"You won’t be able to swing a squirrel in this place without finding something worth watching or doing,” said Joe Wilson, the event organizer. Wilson also added, "YouTube barbecue celebrity Malcolm Reed is one of the judges we’ve lined up for the cooking contest, as well as Brent Reaves from the MeatEater group’s popular Bear Grease podcast," Wilson said. "We’ll also have live music playing throughout the day, and a celebration of all things outdoors. If you walk away hungry or bored, I don’t know if there’s any help for you."
Visit the event Facebook page for more info.

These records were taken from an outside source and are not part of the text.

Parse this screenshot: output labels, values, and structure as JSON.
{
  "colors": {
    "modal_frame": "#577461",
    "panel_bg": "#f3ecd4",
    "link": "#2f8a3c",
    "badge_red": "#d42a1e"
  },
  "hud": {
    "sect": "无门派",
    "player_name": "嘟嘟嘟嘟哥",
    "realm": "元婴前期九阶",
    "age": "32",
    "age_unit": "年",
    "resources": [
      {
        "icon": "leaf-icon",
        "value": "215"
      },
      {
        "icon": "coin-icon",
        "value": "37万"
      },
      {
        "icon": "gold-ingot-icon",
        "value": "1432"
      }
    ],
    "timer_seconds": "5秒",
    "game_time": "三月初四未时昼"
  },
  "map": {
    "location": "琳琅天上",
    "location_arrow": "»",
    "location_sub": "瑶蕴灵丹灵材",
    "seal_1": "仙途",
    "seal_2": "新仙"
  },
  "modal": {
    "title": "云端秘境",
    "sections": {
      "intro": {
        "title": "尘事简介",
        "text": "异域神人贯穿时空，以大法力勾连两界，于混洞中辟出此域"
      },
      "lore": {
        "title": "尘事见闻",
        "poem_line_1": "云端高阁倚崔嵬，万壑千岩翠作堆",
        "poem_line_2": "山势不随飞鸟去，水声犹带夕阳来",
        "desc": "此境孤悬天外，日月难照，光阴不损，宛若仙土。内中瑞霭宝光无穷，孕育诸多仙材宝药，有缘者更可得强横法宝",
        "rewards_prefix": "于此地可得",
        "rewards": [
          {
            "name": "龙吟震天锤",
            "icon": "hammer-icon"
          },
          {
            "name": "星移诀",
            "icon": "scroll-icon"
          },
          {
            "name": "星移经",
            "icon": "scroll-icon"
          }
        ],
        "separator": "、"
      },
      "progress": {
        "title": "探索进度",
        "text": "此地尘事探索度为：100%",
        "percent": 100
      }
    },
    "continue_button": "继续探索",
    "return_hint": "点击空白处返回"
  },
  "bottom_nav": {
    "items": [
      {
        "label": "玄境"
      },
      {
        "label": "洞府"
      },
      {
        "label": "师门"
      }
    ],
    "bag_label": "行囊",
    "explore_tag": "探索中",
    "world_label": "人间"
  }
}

The fishing world will look to the Wonders of Wildlife National Museum & Aquarium this weekend on Saturday, Sept. 9 as the International Game Fish Association Fishing Hall of Fame inducts its 2023 HOF class. The honorees at the sprawling museum next to Johnny Morris' Bass Pro Shops flagship store location will include IGFA world-record holder and tournament champion Roberta G. Arostegui; fly-fishing adventurer and trailblazer, Kay Brodney; conventional and fly-fishing master angler, captain and writer Dean Butler; distinguished Avalon Tuna Club member and conservation advocate, Gerald A. Garrett; and marine resources champion and fishing apparel pioneer Bill Shedd. … Early next month, the Bonefish & Tarpon Trust will host its 12th annual New York City Dinner & Awards Ceremony in the Big Apple. Slated for Tuesday, Oct. 10, 2023 at The University Club, the event will honor angler, conservationist, and longtime BTT friend Chad Pike as recipient of the 2023 Lefty Kreh Award for Lifetime Achievement in Conservation. Pike, the retired senior managing director of The Blackstone Group and founder of Eleven Experience, will be introduced by New York Times best selling author Monte Burke, writer of Sowbelly: The Obsessive Quest for the World-Record Largemouth Bass and Lords of the Fly: Madness, Obsession, and the Hunt for the World Record Tarpon.